The distributiveness and heterogeneity of today’s systems of systems, such as the Internet of Things (IoT), on-line banking systems, and contemporary emergency information systems, require the integration of access and usage control mechanisms, for managing the right of access both to the corresponding services, and the plethora of information that is generated in a daily basis. Usage Control (UCON) is such a mechanism, allowing the fine-grained policy based management of system resources, based on dynamic monitoring and evaluation of object, subject, and environmental attributes.
The work described in this website has been conducted within the project NeCS. This project has received funding from the European Union’s Horizon 2020 (H2020) research and innovation programme under the Grant Agreement no 675320. This website and the content displayed in it do not represent the opinion of the European Union, and the European Union is not responsible for any use that might be made of its content.

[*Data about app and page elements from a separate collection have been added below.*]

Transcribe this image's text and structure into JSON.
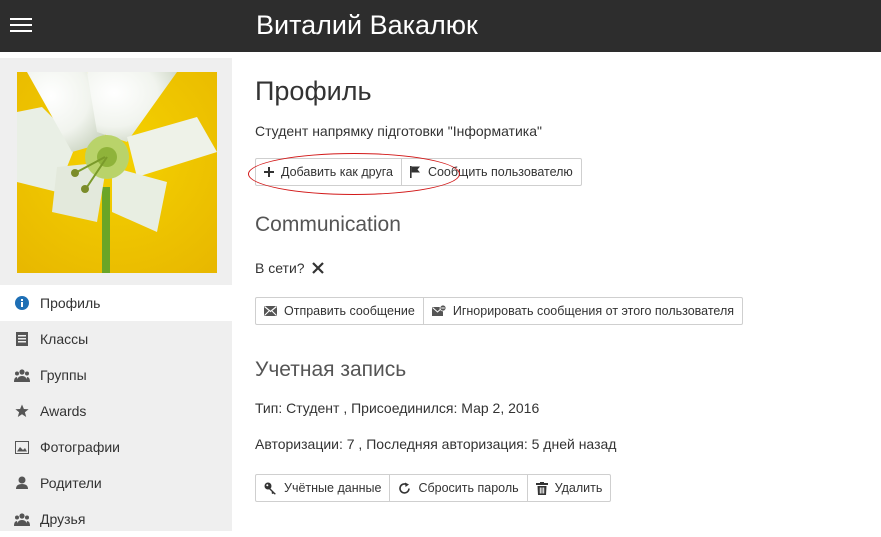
{
  "header": {
    "title": "Виталий Вакалюк",
    "menu_icon": "hamburger-icon"
  },
  "sidebar": {
    "items": [
      {
        "label": "Профиль",
        "icon": "info-icon",
        "active": true
      },
      {
        "label": "Классы",
        "icon": "notebook-icon"
      },
      {
        "label": "Группы",
        "icon": "group-icon"
      },
      {
        "label": "Awards",
        "icon": "star-icon"
      },
      {
        "label": "Фотографии",
        "icon": "photo-icon"
      },
      {
        "label": "Родители",
        "icon": "user-icon"
      },
      {
        "label": "Друзья",
        "icon": "group-icon"
      }
    ]
  },
  "profile": {
    "title": "Профиль",
    "subtitle": "Студент напрямку підготовки \"Інформатика\"",
    "buttons": {
      "add_friend": "Добавить как друга",
      "report": "Сообщить пользователю"
    }
  },
  "communication": {
    "title": "Communication",
    "online_label": "В сети?",
    "online_icon": "x-icon",
    "buttons": {
      "send_message": "Отправить сообщение",
      "ignore": "Игнорировать сообщения от этого пользователя"
    }
  },
  "account": {
    "title": "Учетная запись",
    "type_line": "Тип: Студент , Присоединился: Мар 2, 2016",
    "auth_line": "Авторизации: 7 , Последняя авторизация: 5 дней назад",
    "buttons": {
      "credentials": "Учётные данные",
      "reset_password": "Сбросить пароль",
      "delete": "Удалить"
    }
  },
  "colors": {
    "topbar": "#2d2d2d",
    "sidebar": "#efefef",
    "annotation": "#d21818",
    "info_icon": "#1e6fb5"
  }
}
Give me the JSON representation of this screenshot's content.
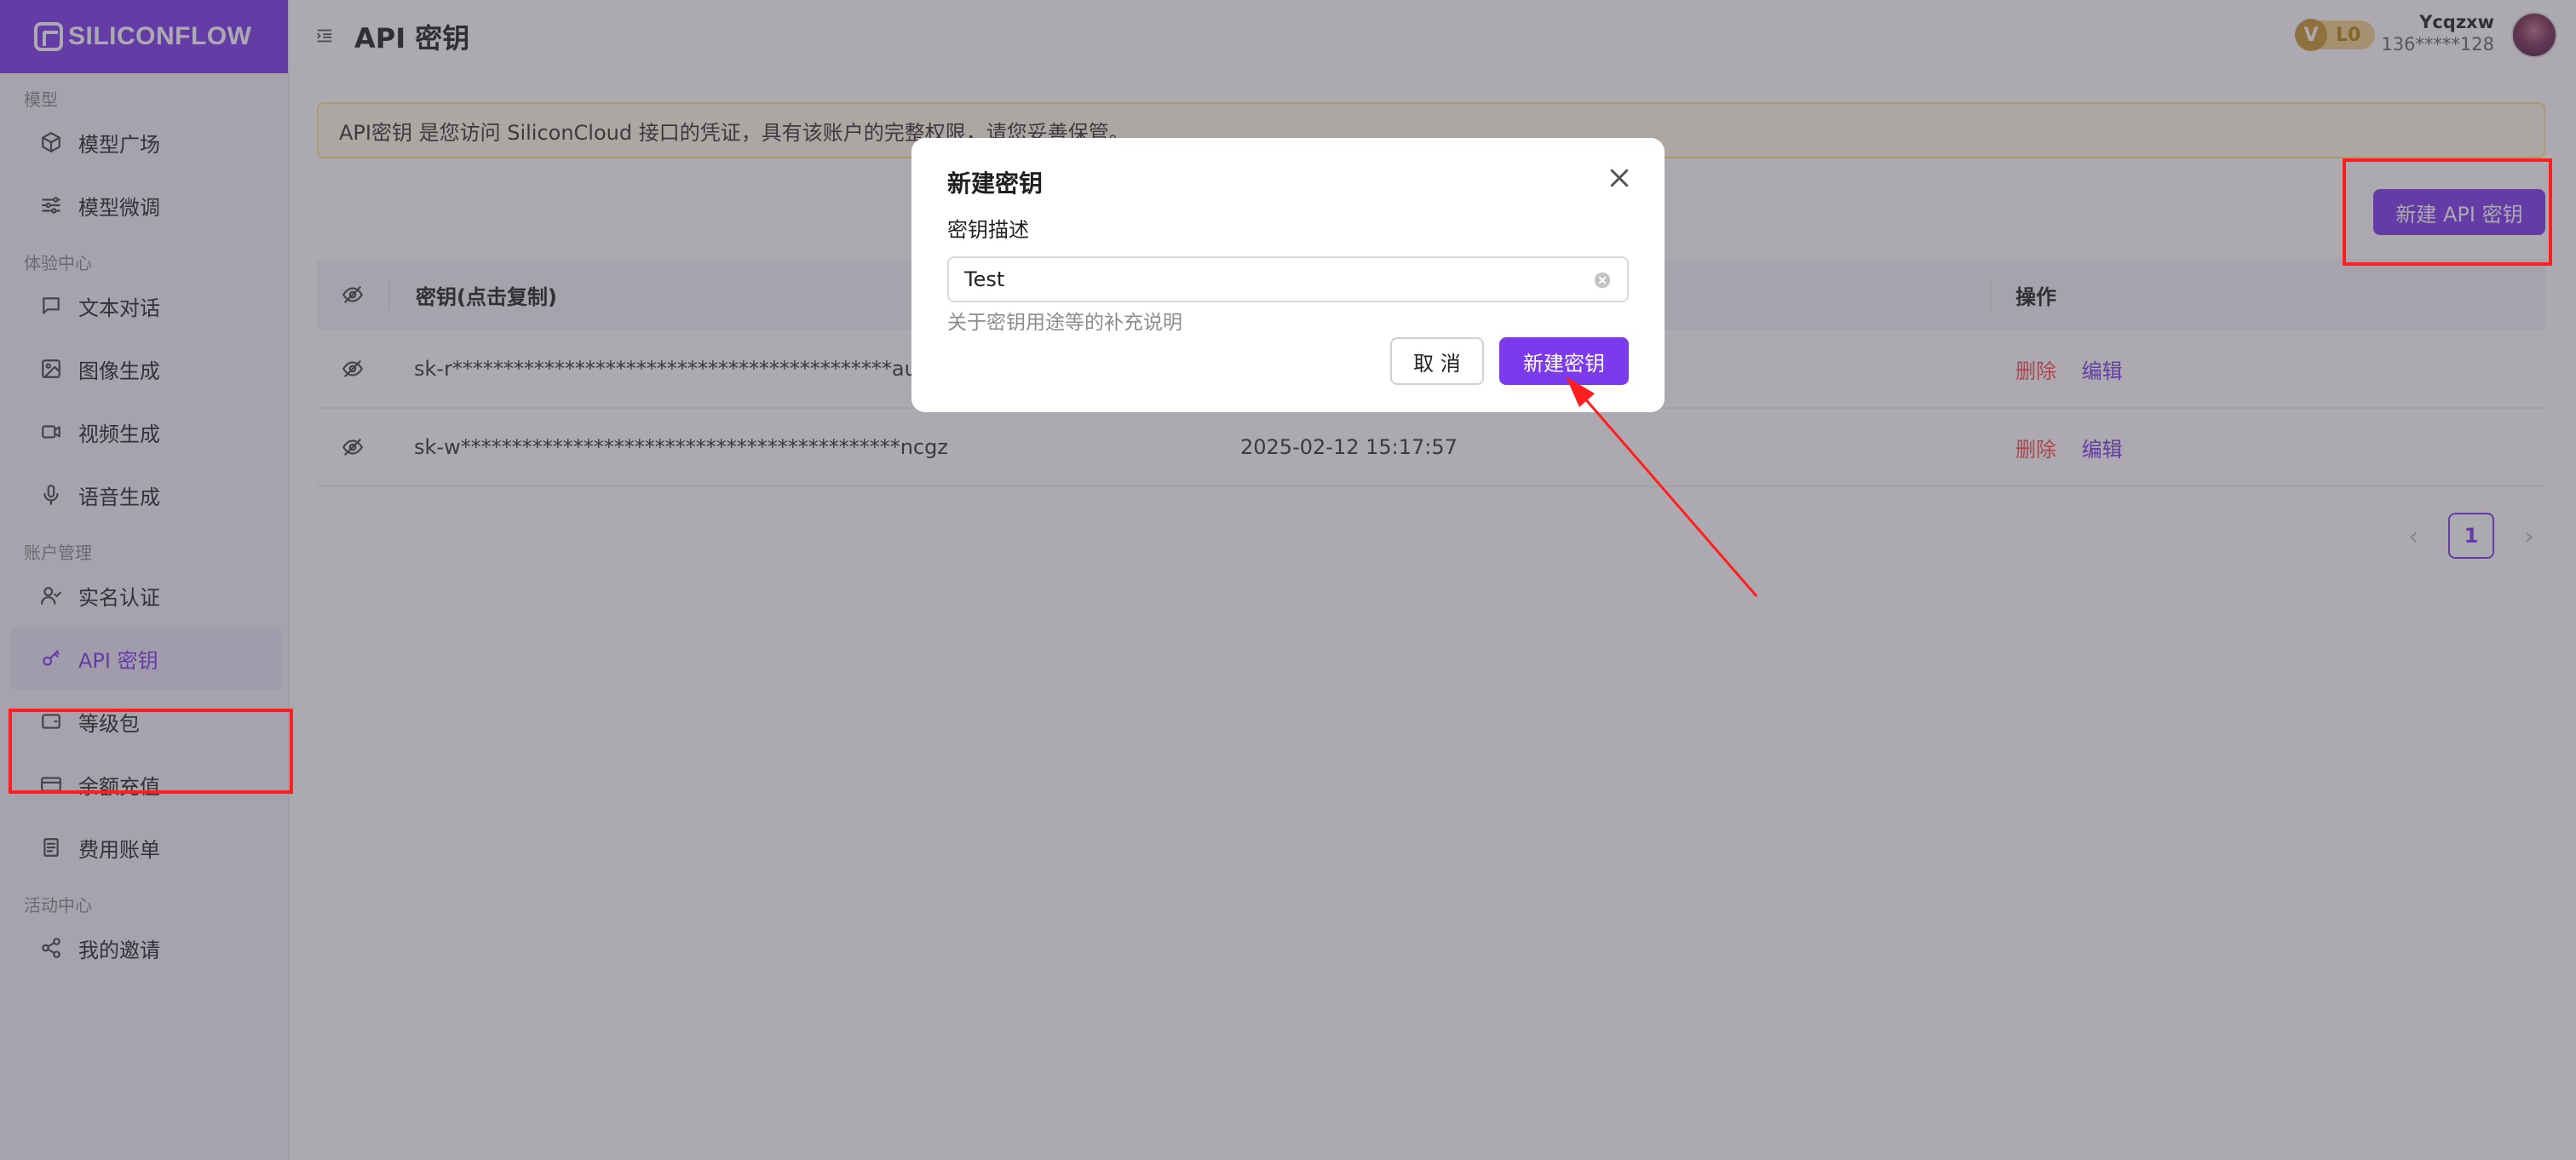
{
  "brand": {
    "name": "SILICONFLOW"
  },
  "sidebar": {
    "sections": [
      {
        "label": "模型",
        "items": [
          {
            "label": "模型广场",
            "icon": "cube-icon"
          },
          {
            "label": "模型微调",
            "icon": "sliders-icon"
          }
        ]
      },
      {
        "label": "体验中心",
        "items": [
          {
            "label": "文本对话",
            "icon": "chat-icon"
          },
          {
            "label": "图像生成",
            "icon": "image-icon"
          },
          {
            "label": "视频生成",
            "icon": "video-icon"
          },
          {
            "label": "语音生成",
            "icon": "mic-icon"
          }
        ]
      },
      {
        "label": "账户管理",
        "items": [
          {
            "label": "实名认证",
            "icon": "user-check-icon"
          },
          {
            "label": "API 密钥",
            "icon": "key-icon",
            "active": true
          },
          {
            "label": "等级包",
            "icon": "wallet-icon"
          },
          {
            "label": "余额充值",
            "icon": "card-icon"
          },
          {
            "label": "费用账单",
            "icon": "bill-icon"
          }
        ]
      },
      {
        "label": "活动中心",
        "items": [
          {
            "label": "我的邀请",
            "icon": "share-icon"
          }
        ]
      }
    ]
  },
  "header": {
    "title": "API 密钥",
    "level_icon": "V",
    "level": "L0",
    "user_name": "Ycqzxw",
    "user_phone": "136*****128"
  },
  "notice": "API密钥 是您访问 SiliconCloud 接口的凭证，具有该账户的完整权限，请您妥善保管。",
  "new_key_button": "新建 API 密钥",
  "table": {
    "columns": [
      "密钥(点击复制)",
      "",
      "操作"
    ],
    "rows": [
      {
        "key": "sk-r*******************************************aumr",
        "created": "",
        "delete": "删除",
        "edit": "编辑"
      },
      {
        "key": "sk-w*******************************************ncgz",
        "created": "2025-02-12 15:17:57",
        "delete": "删除",
        "edit": "编辑"
      }
    ]
  },
  "pagination": {
    "current": "1",
    "prev": "‹",
    "next": "›"
  },
  "modal": {
    "title": "新建密钥",
    "field_label": "密钥描述",
    "field_value": "Test",
    "field_help": "关于密钥用途等的补充说明",
    "cancel": "取 消",
    "submit": "新建密钥"
  },
  "colors": {
    "accent": "#7c3aed",
    "danger": "#ff4d4f",
    "annotation": "#ff1f1f"
  }
}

Modern interconnected systems of systems, such as the Internet of Things (IoT), demand the presence of access and usage control mechanisms which will be able to manage the right of access to the corresponding services, and the plethora of information being generated in a daily basis. The Usage Control (UCON) model offers the means for fine-grained dynamic control of access to specific resources, by monitoring and evaluating the attributes defined within a dedicated security policy.
On-demand ride services and the rideshare infrastructure primarily focus on the minimization of travel time and cost. However, the safety of riders is overlooked by service providers. For driver authentication, existing identity management methods typically check the driving license, which can be easily stolen, forged, or misused. Further, background checks are not performed at all; instead, social profiles and peer reviews are used to foster trust, thereby compromising the safety and security of riders.
Smartphones are the most popular and widespread personal devices. Apart from their conventional use, i.e., calling and texting, they have also been used to perform multiple security-sensitive activities, such as online banking and shopping, social networking, taking pictures and emailing. On a positive side, smartphones have improved the quality of life by providing multiple services that users desire, e.g., anytime-anywhere computing, etc. However, on the other side, they also pose security and privacy threats to the users’ stored data.
This paper introduces DialerAuth - a mechanism which leverages the way a smartphone user taps/enters any “text-independent" 10-digit number (replicating the dialing process) and the hand’s micro-movements she makes while doing so. DialerAuth authenticates the user on the basis of timing differences in the entered 10-digit strokes. DialerAuth provides enhanced security by leveraging the transparent and unobservable layer based on another